In considering the proposed Sergeant Jasper project, it would be instructive for the mayor, Charleston City Council members, city planning staff and members of the Board of Architectural Review to reread City Council’s findings in imposing the recent moratorium on new bars. These findings acknowledge the value of “desirable destinations for residents and visitors” and state that it is essential to “be respectful to the nearby residential neighborhoods.”

City Council decried “results that are detrimental to the interests and welfare of the public” and therefore acted in reliance on its “land use, planning and zoning authority” under S.C. law.

The same principles — respect for residential neighborhoods, commitment to public welfare and maintenance of desirable destinations —should be applied to the Jasper project.

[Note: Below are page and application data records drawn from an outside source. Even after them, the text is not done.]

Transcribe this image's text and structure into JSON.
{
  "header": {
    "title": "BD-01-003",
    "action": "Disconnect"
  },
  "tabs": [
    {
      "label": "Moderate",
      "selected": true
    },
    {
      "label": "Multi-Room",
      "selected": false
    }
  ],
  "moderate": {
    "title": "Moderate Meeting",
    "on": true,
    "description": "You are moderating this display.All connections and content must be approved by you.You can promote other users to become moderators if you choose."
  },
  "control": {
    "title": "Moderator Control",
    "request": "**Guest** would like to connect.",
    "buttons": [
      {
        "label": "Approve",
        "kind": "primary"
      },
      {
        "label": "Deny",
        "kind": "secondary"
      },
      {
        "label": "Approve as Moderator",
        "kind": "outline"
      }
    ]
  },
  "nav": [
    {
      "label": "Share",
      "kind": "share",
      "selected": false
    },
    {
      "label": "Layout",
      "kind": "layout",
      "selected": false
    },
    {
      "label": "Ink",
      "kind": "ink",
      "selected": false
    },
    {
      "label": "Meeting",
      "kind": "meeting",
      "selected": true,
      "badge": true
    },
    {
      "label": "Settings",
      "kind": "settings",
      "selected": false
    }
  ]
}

Under state law and city ordinances, elected officials and local governing bodies have the right and the duty to ensure compliance with Charleston’s duly adopted comprehensive plan.

A tall, massive, dense complex with predominantly commercial use located in a historic residential neighborhood cannot be justified under the City’s Century V comprehensive plan.

Virginia Bush

Water Street